Archive for June, 2012


Friday, June 8th, 2012

Walking almost every day for the last three months affords me the opportunity to see what’s going on in my neighborhood, both with people and nature. I enjoy my walks, love being outside and have recorded over 175 miles in the last three months.

Observing from day to day I notice grass cutting that’s been derailed by rain, running out of gas, or some mechanical failure. Christmas lights disconnected by the advent of spring. And projects half done, suspended until there’s time, energy, or pieces gathered to complete the puzzle.

More often, my pace is halted by nature. One day, I stopped dead in my tracks at the sight of a bluebird. They are stunning in their color, almost indigo, so different from the blue of the more common blue jay. And another day, while walking by the retention pond at Skyline High, I spotted a beaver swimming on the surface, disturbing the glass like appearance of the water.

Last week, the cottonwoods were dispersing their seeds. One house on my street has particularly majestic cottonwoods. Their leaves glisten in the sun and wind, a kind of flutter that is unique to that tree, that shape of leaf. The small, fluffy light cotton balls were falling gently from the sky, like delicate snowflakes during the first real snow of the winter. And then I noticed them in the street. Fulmer Street at that point is slightly downhill. There was an imperceptible breeze, one that I couldn’t feel on my skin but could see in the street. Hundreds of little cotton ball ‘tumbleweeds’ racing down the street.
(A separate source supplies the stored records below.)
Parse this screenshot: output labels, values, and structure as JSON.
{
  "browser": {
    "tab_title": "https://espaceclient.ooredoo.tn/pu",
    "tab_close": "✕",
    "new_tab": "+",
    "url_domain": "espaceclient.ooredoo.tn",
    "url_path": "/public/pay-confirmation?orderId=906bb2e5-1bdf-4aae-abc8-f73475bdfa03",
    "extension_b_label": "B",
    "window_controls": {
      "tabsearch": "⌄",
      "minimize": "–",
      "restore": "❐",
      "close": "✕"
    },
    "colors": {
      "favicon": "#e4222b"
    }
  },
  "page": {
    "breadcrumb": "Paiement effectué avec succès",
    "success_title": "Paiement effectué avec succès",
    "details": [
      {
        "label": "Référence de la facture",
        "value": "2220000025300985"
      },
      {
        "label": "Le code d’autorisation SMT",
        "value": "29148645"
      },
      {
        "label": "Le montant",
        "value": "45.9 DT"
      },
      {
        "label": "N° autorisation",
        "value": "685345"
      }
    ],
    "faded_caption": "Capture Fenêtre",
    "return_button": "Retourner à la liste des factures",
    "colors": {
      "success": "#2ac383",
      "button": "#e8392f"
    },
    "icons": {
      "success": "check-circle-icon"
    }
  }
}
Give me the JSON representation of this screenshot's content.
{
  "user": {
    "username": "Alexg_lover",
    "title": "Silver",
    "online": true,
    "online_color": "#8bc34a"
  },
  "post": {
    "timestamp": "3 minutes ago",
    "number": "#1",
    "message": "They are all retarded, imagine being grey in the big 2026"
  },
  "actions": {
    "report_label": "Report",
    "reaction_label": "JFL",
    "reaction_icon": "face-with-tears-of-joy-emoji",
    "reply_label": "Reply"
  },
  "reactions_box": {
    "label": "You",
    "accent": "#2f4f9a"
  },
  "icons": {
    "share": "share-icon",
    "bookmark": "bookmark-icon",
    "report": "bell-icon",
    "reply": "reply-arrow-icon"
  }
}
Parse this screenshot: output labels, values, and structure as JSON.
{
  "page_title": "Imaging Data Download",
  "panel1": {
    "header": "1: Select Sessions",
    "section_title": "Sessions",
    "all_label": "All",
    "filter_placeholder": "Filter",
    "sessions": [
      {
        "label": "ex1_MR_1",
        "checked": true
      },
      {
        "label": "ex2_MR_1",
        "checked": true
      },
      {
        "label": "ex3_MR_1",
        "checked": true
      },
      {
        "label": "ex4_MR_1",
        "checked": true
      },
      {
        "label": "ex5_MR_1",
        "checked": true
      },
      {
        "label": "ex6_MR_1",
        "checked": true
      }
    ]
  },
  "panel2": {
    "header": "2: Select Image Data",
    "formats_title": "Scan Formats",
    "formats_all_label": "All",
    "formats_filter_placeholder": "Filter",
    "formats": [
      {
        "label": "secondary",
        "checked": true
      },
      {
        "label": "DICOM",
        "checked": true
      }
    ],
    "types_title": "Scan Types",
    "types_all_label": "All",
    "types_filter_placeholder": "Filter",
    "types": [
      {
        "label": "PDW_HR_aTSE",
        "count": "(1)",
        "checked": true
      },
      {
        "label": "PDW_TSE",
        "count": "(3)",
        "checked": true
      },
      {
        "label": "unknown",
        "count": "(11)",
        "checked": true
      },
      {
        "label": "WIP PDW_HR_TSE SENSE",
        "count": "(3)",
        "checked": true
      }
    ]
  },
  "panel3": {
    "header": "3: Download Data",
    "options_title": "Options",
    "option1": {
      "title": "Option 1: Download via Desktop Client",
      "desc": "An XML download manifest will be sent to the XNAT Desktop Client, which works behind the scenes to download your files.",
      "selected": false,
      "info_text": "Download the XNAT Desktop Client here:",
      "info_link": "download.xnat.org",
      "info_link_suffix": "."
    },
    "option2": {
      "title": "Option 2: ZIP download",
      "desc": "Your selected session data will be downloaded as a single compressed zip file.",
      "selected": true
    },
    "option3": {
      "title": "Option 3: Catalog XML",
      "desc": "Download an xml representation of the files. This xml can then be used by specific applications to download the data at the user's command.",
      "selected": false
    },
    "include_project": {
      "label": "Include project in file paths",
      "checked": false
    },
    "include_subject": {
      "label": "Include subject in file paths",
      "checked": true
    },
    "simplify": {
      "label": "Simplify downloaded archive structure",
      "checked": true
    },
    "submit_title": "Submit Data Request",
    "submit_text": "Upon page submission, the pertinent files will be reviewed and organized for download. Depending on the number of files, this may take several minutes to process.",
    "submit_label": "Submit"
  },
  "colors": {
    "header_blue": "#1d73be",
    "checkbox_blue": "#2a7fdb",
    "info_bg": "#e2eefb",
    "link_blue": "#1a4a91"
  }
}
The wind, just right, the pitch of the street, just right, the pace of their race, slightly slower than mine, as if I was the strongest marathon runner of the race, leaving them all behind. Except for a moment when I stopped. My stride delightfully interrupted by the site of these light, white balls racing down the street.

I love those moments: walk interrupted.

Barz, Hoon, Fonik, and Norm

Thursday, June 7th, 2012

A couple of months ago a couple of people I’ll call Barz and Hoon used black spray paint on signs, support columns, and under the overpass at Maple and M-14. I call them Barz and Hoon because, in addition to squiggles and drips, they spray painted their names. Instantly irritated, I had thoughts of an act of violence. I wanted to slap them upside the head. Not by any stretch of the imagination is this graffiti artistic, pleasant, or functional. In fact, it gets in the way of actually reading what the signs say. Which can still be a problem at the traffic round-abouts.

Several weeks after Fonik came along with a white can of spray paint, tried to cross out Barz and Hoon, added his/her name, along with profanity to the wall. Call me old fashioned, but profanity really bugs me.

Last week the play set at Garden Homes Park a block from my house was covered “with inappropriate words and pictures”. And on my morning walk (my route is directly by all of these places) I discovered graffiti on my sidewalk. Norm is my graffiti artist and on the urging of the Neighborhood watch coordinator’s email today, I called to report the incident.

The Ann Arbor officer was pleasant, took photos, and promised to report the incident to the investigating detective. Although I’m happy to have such a responsive police force, it’s so clear to me that we all have better things to do. “Except”, as the officer said, “the teenagers who have spray paint.” [sigh]